DATA TO PROCESS
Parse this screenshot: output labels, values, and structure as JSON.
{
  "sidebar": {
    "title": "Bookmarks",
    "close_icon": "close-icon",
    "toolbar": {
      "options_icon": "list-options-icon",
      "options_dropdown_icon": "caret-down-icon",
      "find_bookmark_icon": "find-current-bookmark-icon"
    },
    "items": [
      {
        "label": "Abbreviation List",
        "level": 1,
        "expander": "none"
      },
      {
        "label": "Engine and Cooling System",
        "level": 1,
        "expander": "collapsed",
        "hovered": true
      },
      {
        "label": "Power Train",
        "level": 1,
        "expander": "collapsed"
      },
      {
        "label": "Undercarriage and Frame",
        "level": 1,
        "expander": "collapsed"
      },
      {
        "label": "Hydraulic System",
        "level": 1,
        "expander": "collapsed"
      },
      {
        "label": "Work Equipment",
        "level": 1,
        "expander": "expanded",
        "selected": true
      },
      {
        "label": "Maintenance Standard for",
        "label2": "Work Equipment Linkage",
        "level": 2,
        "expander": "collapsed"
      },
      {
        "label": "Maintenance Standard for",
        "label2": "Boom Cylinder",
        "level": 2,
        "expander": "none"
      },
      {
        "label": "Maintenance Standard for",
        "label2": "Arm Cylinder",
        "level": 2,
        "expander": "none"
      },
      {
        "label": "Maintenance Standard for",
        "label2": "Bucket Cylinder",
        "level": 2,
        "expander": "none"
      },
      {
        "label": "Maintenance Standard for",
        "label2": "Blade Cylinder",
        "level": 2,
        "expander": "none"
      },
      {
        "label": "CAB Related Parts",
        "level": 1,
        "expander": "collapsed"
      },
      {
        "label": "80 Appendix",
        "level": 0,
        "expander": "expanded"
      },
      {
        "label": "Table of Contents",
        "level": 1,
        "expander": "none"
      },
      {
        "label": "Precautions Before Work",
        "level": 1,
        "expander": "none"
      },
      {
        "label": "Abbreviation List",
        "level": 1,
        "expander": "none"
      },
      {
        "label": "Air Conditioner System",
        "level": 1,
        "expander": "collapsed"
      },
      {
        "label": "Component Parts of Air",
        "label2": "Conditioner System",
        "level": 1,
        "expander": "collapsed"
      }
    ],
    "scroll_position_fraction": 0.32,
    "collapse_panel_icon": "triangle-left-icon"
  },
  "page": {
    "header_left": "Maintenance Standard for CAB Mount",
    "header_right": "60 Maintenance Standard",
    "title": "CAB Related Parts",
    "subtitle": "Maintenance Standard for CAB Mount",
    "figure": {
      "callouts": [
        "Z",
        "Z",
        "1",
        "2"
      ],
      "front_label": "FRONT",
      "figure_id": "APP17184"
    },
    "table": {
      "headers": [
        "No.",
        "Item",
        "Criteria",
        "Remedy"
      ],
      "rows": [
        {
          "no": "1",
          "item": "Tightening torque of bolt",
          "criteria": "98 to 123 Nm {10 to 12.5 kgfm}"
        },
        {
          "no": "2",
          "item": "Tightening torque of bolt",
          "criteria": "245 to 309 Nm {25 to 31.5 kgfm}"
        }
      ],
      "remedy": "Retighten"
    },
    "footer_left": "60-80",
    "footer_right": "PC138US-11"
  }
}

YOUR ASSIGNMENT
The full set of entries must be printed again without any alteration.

RESPONSE FOR THIS EXERCISE
Parse this screenshot: output labels, values, and structure as JSON.
{
  "sidebar": {
    "title": "Bookmarks",
    "close_icon": "close-icon",
    "toolbar": {
      "options_icon": "list-options-icon",
      "options_dropdown_icon": "caret-down-icon",
      "find_bookmark_icon": "find-current-bookmark-icon"
    },
    "items": [
      {
        "label": "Abbreviation List",
        "level": 1,
        "expander": "none"
      },
      {
        "label": "Engine and Cooling System",
        "level": 1,
        "expander": "collapsed",
        "hovered": true
      },
      {
        "label": "Power Train",
        "level": 1,
        "expander": "collapsed"
      },
      {
        "label": "Undercarriage and Frame",
        "level": 1,
        "expander": "collapsed"
      },
      {
        "label": "Hydraulic System",
        "level": 1,
        "expander": "collapsed"
      },
      {
        "label": "Work Equipment",
        "level": 1,
        "expander": "expanded",
        "selected": true
      },
      {
        "label": "Maintenance Standard for",
        "label2": "Work Equipment Linkage",
        "level": 2,
        "expander": "collapsed"
      },
      {
        "label": "Maintenance Standard for",
        "label2": "Boom Cylinder",
        "level": 2,
        "expander": "none"
      },
      {
        "label": "Maintenance Standard for",
        "label2": "Arm Cylinder",
        "level": 2,
        "expander": "none"
      },
      {
        "label": "Maintenance Standard for",
        "label2": "Bucket Cylinder",
        "level": 2,
        "expander": "none"
      },
      {
        "label": "Maintenance Standard for",
        "label2": "Blade Cylinder",
        "level": 2,
        "expander": "none"
      },
      {
        "label": "CAB Related Parts",
        "level": 1,
        "expander": "collapsed"
      },
      {
        "label": "80 Appendix",
        "level": 0,
        "expander": "expanded"
      },
      {
        "label": "Table of Contents",
        "level": 1,
        "expander": "none"
      },
      {
        "label": "Precautions Before Work",
        "level": 1,
        "expander": "none"
      },
      {
        "label": "Abbreviation List",
        "level": 1,
        "expander": "none"
      },
      {
        "label": "Air Conditioner System",
        "level": 1,
        "expander": "collapsed"
      },
      {
        "label": "Component Parts of Air",
        "label2": "Conditioner System",
        "level": 1,
        "expander": "collapsed"
      }
    ],
    "scroll_position_fraction": 0.32,
    "collapse_panel_icon": "triangle-left-icon"
  },
  "page": {
    "header_left": "Maintenance Standard for CAB Mount",
    "header_right": "60 Maintenance Standard",
    "title": "CAB Related Parts",
    "subtitle": "Maintenance Standard for CAB Mount",
    "figure": {
      "callouts": [
        "Z",
        "Z",
        "1",
        "2"
      ],
      "front_label": "FRONT",
      "figure_id": "APP17184"
    },
    "table": {
      "headers": [
        "No.",
        "Item",
        "Criteria",
        "Remedy"
      ],
      "rows": [
        {
          "no": "1",
          "item": "Tightening torque of bolt",
          "criteria": "98 to 123 Nm {10 to 12.5 kgfm}"
        },
        {
          "no": "2",
          "item": "Tightening torque of bolt",
          "criteria": "245 to 309 Nm {25 to 31.5 kgfm}"
        }
      ],
      "remedy": "Retighten"
    },
    "footer_left": "60-80",
    "footer_right": "PC138US-11"
  }
}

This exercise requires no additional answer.